→ What you will do
Line filter on the word "breakfast": copy each matching line from the entries.

→ Material provided
━━━━━━━━━━━━━━━━━━━━

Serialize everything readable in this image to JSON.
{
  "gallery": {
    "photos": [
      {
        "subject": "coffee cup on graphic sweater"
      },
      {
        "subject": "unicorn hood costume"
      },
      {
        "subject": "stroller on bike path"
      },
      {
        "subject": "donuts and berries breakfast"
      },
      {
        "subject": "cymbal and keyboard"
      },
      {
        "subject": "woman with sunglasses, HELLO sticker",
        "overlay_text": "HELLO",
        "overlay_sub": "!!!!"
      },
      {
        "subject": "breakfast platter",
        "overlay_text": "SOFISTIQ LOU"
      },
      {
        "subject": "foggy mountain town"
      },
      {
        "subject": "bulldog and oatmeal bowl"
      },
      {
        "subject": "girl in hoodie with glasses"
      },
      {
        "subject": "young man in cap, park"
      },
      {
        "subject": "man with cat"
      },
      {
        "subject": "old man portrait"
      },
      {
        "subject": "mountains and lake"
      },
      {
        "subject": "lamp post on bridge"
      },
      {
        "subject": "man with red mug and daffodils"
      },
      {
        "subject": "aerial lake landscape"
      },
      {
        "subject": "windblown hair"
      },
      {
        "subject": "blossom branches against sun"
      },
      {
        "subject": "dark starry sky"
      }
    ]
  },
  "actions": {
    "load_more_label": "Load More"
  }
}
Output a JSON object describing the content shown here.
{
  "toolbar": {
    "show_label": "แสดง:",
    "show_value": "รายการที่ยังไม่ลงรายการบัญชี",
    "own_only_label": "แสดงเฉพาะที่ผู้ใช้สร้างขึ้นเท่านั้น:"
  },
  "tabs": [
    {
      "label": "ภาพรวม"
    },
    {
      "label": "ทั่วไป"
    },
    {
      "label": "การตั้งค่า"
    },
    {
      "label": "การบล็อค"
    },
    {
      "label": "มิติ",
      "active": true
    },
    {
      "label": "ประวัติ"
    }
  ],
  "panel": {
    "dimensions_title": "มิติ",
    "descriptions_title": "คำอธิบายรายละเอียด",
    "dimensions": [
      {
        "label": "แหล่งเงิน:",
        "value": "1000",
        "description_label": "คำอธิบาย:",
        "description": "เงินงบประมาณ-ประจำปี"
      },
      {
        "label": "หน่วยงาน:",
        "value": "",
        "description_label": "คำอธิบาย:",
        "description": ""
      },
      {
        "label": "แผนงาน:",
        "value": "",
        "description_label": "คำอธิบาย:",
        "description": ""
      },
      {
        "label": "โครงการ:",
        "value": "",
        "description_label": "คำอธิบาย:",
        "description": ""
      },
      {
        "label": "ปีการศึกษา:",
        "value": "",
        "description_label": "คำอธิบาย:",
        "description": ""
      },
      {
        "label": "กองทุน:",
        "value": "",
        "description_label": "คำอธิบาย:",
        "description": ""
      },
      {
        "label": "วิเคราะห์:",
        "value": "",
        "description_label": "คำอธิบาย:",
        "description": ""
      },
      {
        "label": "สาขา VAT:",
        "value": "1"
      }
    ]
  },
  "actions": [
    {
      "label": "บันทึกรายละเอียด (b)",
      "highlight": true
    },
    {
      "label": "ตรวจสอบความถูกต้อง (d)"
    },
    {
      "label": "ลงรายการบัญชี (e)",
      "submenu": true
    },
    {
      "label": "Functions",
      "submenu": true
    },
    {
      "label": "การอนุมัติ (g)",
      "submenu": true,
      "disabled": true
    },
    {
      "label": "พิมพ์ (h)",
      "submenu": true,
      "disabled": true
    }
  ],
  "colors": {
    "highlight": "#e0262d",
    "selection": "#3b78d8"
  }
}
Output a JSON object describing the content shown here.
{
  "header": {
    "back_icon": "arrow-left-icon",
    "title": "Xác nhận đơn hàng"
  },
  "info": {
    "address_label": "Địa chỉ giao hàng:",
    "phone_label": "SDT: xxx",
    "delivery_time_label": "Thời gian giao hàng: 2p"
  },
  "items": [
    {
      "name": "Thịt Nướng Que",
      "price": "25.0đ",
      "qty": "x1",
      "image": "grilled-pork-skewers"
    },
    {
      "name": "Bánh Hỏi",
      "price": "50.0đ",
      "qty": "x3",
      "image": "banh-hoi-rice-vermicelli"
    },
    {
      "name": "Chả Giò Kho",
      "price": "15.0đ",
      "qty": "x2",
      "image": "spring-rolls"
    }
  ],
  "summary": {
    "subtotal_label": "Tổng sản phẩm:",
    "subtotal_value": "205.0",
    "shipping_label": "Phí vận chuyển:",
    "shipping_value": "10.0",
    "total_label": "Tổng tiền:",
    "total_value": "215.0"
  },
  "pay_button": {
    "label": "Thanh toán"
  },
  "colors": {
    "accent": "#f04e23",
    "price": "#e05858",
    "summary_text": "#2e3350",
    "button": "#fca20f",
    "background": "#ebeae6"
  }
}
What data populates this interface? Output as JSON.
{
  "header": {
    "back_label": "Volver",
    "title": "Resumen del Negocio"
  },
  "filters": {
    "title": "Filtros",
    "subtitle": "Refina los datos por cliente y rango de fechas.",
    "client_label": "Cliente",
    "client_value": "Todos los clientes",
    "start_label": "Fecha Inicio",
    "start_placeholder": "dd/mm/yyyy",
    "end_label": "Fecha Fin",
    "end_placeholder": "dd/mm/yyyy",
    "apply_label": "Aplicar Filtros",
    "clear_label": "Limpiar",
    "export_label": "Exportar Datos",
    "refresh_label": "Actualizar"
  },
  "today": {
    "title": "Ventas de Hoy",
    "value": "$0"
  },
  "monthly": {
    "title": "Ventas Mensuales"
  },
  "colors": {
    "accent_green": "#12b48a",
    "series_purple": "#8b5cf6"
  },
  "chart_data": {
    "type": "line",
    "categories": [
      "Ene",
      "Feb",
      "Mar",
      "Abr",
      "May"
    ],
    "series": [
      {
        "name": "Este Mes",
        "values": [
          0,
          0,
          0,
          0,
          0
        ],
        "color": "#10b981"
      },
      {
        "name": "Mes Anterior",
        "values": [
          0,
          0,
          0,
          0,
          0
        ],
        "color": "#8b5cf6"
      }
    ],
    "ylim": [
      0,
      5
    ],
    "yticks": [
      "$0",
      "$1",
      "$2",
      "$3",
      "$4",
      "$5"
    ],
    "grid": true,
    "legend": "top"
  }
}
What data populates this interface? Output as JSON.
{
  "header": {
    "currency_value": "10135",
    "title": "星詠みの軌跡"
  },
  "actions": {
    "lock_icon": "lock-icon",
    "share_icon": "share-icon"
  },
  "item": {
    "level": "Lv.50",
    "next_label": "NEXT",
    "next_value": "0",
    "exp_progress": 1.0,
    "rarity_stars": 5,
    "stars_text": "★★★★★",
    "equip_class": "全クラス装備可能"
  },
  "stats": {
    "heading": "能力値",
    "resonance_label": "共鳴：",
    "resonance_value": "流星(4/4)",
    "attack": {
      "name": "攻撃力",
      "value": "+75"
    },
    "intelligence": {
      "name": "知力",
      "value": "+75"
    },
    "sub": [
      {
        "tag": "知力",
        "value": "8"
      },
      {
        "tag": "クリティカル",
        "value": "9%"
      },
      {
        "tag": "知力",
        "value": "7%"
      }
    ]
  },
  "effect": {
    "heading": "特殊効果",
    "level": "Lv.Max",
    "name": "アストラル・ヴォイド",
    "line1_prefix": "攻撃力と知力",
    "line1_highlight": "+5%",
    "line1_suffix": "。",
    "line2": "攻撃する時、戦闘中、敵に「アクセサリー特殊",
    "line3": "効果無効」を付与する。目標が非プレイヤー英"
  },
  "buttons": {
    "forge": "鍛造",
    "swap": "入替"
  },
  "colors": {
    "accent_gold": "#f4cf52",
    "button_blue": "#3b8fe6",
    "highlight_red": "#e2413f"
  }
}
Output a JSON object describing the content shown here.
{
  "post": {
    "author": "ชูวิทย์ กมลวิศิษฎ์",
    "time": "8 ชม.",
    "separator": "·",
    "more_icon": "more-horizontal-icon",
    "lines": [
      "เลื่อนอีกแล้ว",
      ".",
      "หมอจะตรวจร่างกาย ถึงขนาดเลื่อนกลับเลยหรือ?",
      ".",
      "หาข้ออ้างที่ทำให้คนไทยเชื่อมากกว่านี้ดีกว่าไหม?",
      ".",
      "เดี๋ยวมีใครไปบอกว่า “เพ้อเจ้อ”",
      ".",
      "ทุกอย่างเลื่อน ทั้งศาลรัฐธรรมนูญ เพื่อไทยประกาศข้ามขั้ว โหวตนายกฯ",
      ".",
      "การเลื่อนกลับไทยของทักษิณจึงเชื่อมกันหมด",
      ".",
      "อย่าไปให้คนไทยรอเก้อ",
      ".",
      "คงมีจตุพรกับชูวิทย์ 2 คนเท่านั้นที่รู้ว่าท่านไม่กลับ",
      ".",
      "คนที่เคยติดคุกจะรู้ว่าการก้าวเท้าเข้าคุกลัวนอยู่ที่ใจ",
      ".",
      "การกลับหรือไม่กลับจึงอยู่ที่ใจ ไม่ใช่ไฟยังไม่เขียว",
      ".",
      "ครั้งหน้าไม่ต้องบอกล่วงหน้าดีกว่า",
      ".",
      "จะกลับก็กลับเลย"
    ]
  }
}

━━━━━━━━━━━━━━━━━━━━

→ Result of this task
        "subject": "donuts and berries breakfast"
        "subject": "breakfast platter",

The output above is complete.